Last night in class with Guillermo Trejo we came one step closer to solving this conundrum. We put forth the tentative definition of an institution as “an actor who codifies constraints upon his/her/its own behavior.” This could apply to a state’s constitution, a subnational group’s manifesto, or the UN charter. It may need further refinement to avoid overgeneralization, but for now it seems helpful.

Today I came across this example, which helps point to the role of narrative, theology, and hermeneutics in defining religious institutions:

Goldman grew up in New York City as an orthodox Jew for whom religion was a central focal point of everyday life. He saw religion as a communal force and a public issue, and he has spent a career following those principles.

He teaches through tales. In his courses, he uses the great stories of the Bible and the Quran to illustrate the ways and beliefs of Christians, Jews and Muslims. His master’s thesis compared the story of King Solomon and the Queen of Sheba as it appears in the Quran and the Hebrew Bible.
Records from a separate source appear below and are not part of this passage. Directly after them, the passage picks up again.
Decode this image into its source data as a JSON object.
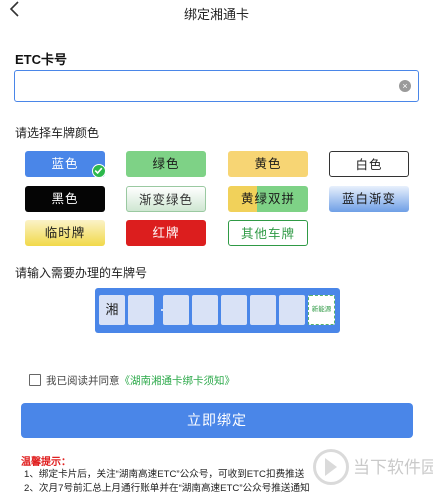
{
  "nav": {
    "title": "绑定湘通卡"
  },
  "etc": {
    "label": "ETC卡号",
    "value": "",
    "placeholder": ""
  },
  "color_section": {
    "label": "请选择车牌颜色"
  },
  "plate_colors": [
    {
      "label": "蓝色",
      "selected": true,
      "bg": "#4a86e8",
      "color": "#ffffff"
    },
    {
      "label": "绿色",
      "selected": false,
      "bg": "#7ed286",
      "color": "#1a1a1a"
    },
    {
      "label": "黄色",
      "selected": false,
      "bg": "#f7d574",
      "color": "#1a1a1a"
    },
    {
      "label": "白色",
      "selected": false,
      "bg": "#ffffff",
      "color": "#222222"
    },
    {
      "label": "黑色",
      "selected": false,
      "bg": "#050505",
      "color": "#ffffff"
    },
    {
      "label": "渐变绿色",
      "selected": false,
      "bg": "#f2f8f2",
      "color": "#333333"
    },
    {
      "label": "黄绿双拼",
      "selected": false,
      "bg": "#f1d15a",
      "color": "#1a1a1a"
    },
    {
      "label": "蓝白渐变",
      "selected": false,
      "bg": "#7aa7e9",
      "color": "#1a1a1a"
    },
    {
      "label": "临时牌",
      "selected": false,
      "bg": "#f5e97a",
      "color": "#1a1a1a"
    },
    {
      "label": "红牌",
      "selected": false,
      "bg": "#dc1e1e",
      "color": "#ffffff"
    },
    {
      "label": "其他车牌",
      "selected": false,
      "bg": "#ffffff",
      "color": "#2f9a45"
    }
  ],
  "plate_section": {
    "label": "请输入需要办理的车牌号"
  },
  "plate_input": {
    "province": "湘",
    "cells": [
      "",
      "",
      "",
      "",
      "",
      ""
    ],
    "new_energy_label": "新能源"
  },
  "agreement": {
    "prefix": "我已阅读并同意",
    "link": "《湖南湘通卡绑卡须知》",
    "checked": false
  },
  "bind_button": {
    "label": "立即绑定"
  },
  "tips": {
    "title": "温馨提示：",
    "items": [
      "1、绑定卡片后，关注“湖南高速ETC”公众号，可收到ETC扣费推送",
      "2、次月7号前汇总上月通行账单并在“湖南高速ETC”公众号推送通知"
    ]
  },
  "watermark": {
    "text": "当下软件园"
  },
  "colors": {
    "accent": "#4a86e8",
    "link_green": "#2ca94a",
    "warning_red": "#e02020"
  }
}
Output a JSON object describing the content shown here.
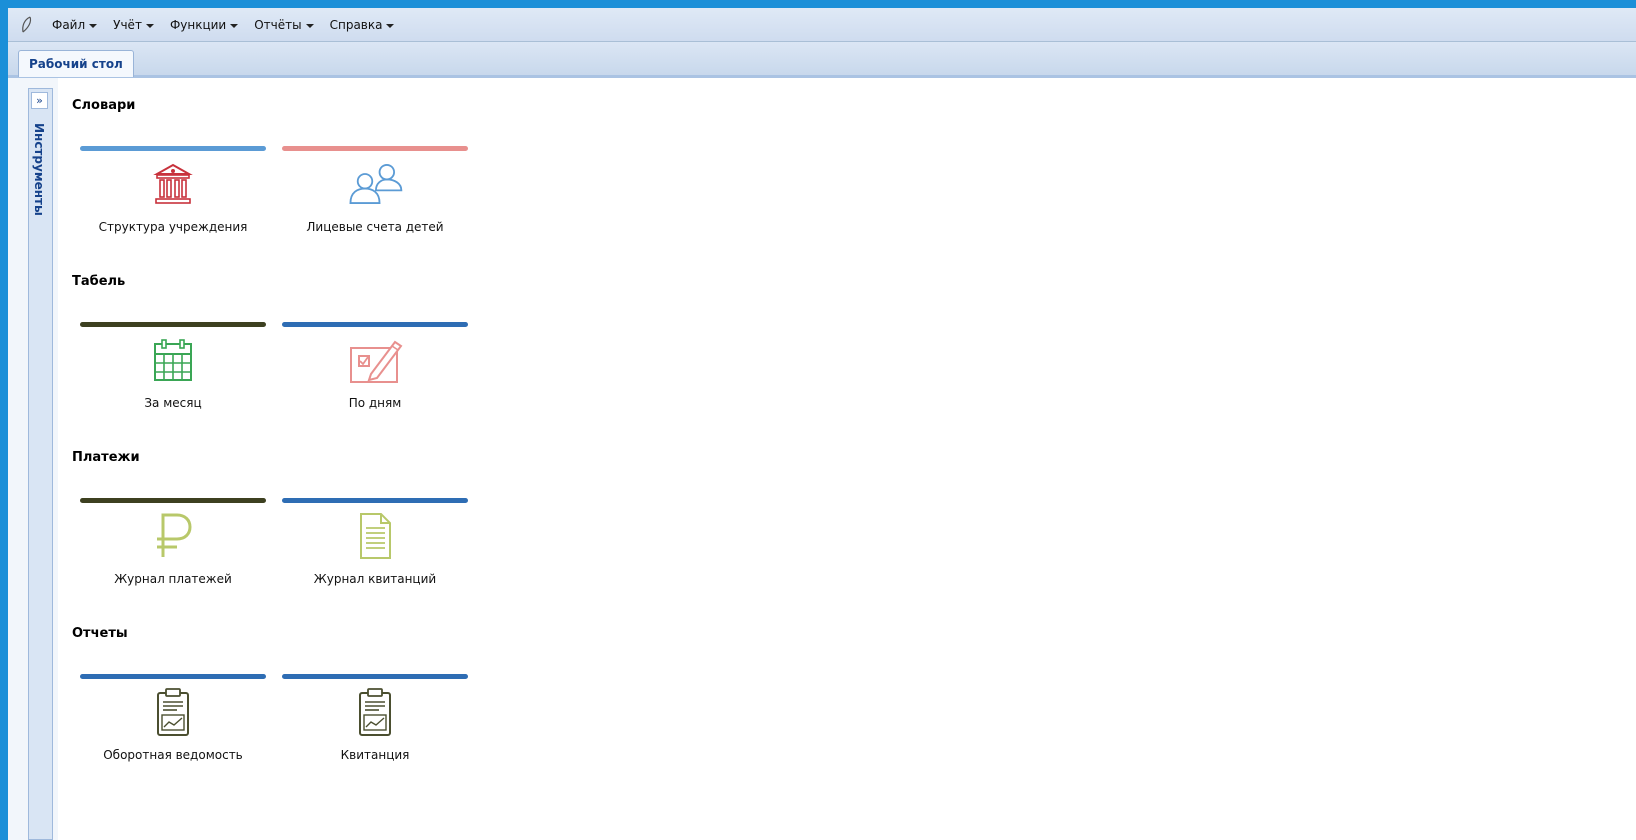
{
  "menu": [
    {
      "label": "Файл"
    },
    {
      "label": "Учёт"
    },
    {
      "label": "Функции"
    },
    {
      "label": "Отчёты"
    },
    {
      "label": "Справка"
    }
  ],
  "tabs": [
    {
      "label": "Рабочий стол",
      "active": true
    }
  ],
  "tools_panel": {
    "title": "Инструменты"
  },
  "sections": [
    {
      "title": "Словари",
      "tiles": [
        {
          "label": "Структура учреждения",
          "icon": "institution-building-icon",
          "bar_color": "#5b9bd5"
        },
        {
          "label": "Лицевые счета детей",
          "icon": "people-accounts-icon",
          "bar_color": "#e8908e"
        }
      ]
    },
    {
      "title": "Табель",
      "tiles": [
        {
          "label": "За месяц",
          "icon": "calendar-grid-icon",
          "bar_color": "#3d4020"
        },
        {
          "label": "По дням",
          "icon": "checkbox-pencil-icon",
          "bar_color": "#2e6db4"
        }
      ]
    },
    {
      "title": "Платежи",
      "tiles": [
        {
          "label": "Журнал платежей",
          "icon": "ruble-icon",
          "bar_color": "#3d4020"
        },
        {
          "label": "Журнал квитанций",
          "icon": "document-lines-icon",
          "bar_color": "#2e6db4"
        }
      ]
    },
    {
      "title": "Отчеты",
      "tiles": [
        {
          "label": "Оборотная ведомость",
          "icon": "clipboard-chart-icon",
          "bar_color": "#2e6db4"
        },
        {
          "label": "Квитанция",
          "icon": "clipboard-chart-icon",
          "bar_color": "#2e6db4"
        }
      ]
    }
  ],
  "colors": {
    "frame": "#1b8fd8",
    "tab_text": "#15428b",
    "icon_red": "#c8323c",
    "icon_blue": "#5b9bd5",
    "icon_green": "#3aa655",
    "icon_pink": "#e8908e",
    "icon_olive": "#b8c86a",
    "icon_dark": "#4b4f30"
  }
}
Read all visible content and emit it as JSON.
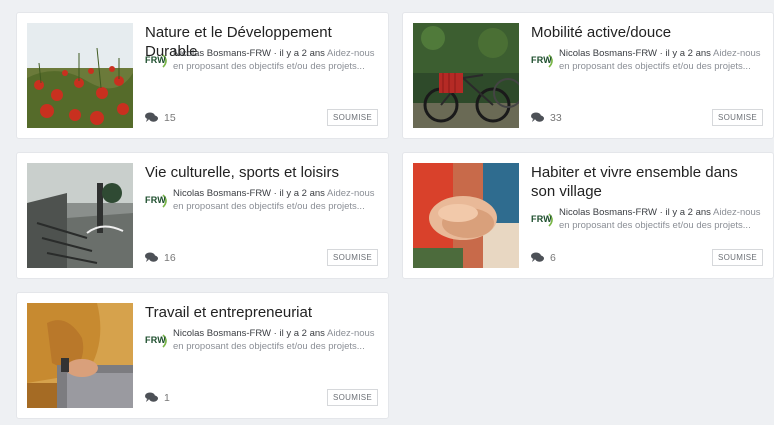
{
  "cards": [
    {
      "title": "Nature et le Développement Durable",
      "logo": "FRW",
      "author": "Nicolas Bosmans-FRW",
      "separator": "·",
      "time": "il y a 2 ans",
      "excerpt": "Aidez-nous en proposant des objectifs et/ou des projets...",
      "comments": "15",
      "status": "SOUMISE",
      "image_icon": "poppy-field-photo"
    },
    {
      "title": "Mobilité active/douce",
      "logo": "FRW",
      "author": "Nicolas Bosmans-FRW",
      "separator": "·",
      "time": "il y a 2 ans",
      "excerpt": "Aidez-nous en proposant des objectifs et/ou des projets...",
      "comments": "33",
      "status": "SOUMISE",
      "image_icon": "bicycles-photo"
    },
    {
      "title": "Vie culturelle, sports et loisirs",
      "logo": "FRW",
      "author": "Nicolas Bosmans-FRW",
      "separator": "·",
      "time": "il y a 2 ans",
      "excerpt": "Aidez-nous en proposant des objectifs et/ou des projets...",
      "comments": "16",
      "status": "SOUMISE",
      "image_icon": "skatepark-photo"
    },
    {
      "title": "Habiter et vivre ensemble dans son village",
      "logo": "FRW",
      "author": "Nicolas Bosmans-FRW",
      "separator": "·",
      "time": "il y a 2 ans",
      "excerpt": "Aidez-nous en proposant des objectifs et/ou des projets...",
      "comments": "6",
      "status": "SOUMISE",
      "image_icon": "stacked-hands-photo"
    },
    {
      "title": "Travail et entrepreneuriat",
      "logo": "FRW",
      "author": "Nicolas Bosmans-FRW",
      "separator": "·",
      "time": "il y a 2 ans",
      "excerpt": "Aidez-nous en proposant des objectifs et/ou des projets...",
      "comments": "1",
      "status": "SOUMISE",
      "image_icon": "laptop-work-photo"
    }
  ],
  "colors": {
    "background": "#eef0f3",
    "card": "#ffffff",
    "logo_green": "#1c4d2c",
    "logo_accent": "#7ab648"
  }
}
(The Hebrew version is more about power and international relations, Goldman reports. The Quran presents a more strictly religious version of events.)

A religion’s stories — like Moses, and the Garden of Eden — are good teaching tools because they’re well-told and compelling, and thus, broadly influential, Goldman says.

“These texts govern behavior for many people,” he says. “So the way these stories are told influences behavior.

I will leave it to readers to reflect upon and argue for or against any of the points I’m making here (either the definition of an institution as self-restrained behavior, or the role of religious rhetoric in defining its own institutions). It does seem to me, however, that Goldman’s interpretation of the Hebrew account of Solomon and Sheba as political and the Quranic account as religious is more reflective of the modern flexibility in interpreting Jewish and Christian testaments that does not yet extend–for various and sundry reasons–to the Quran. For more on this point, see the poorly-titled writings of Ibn Warraq.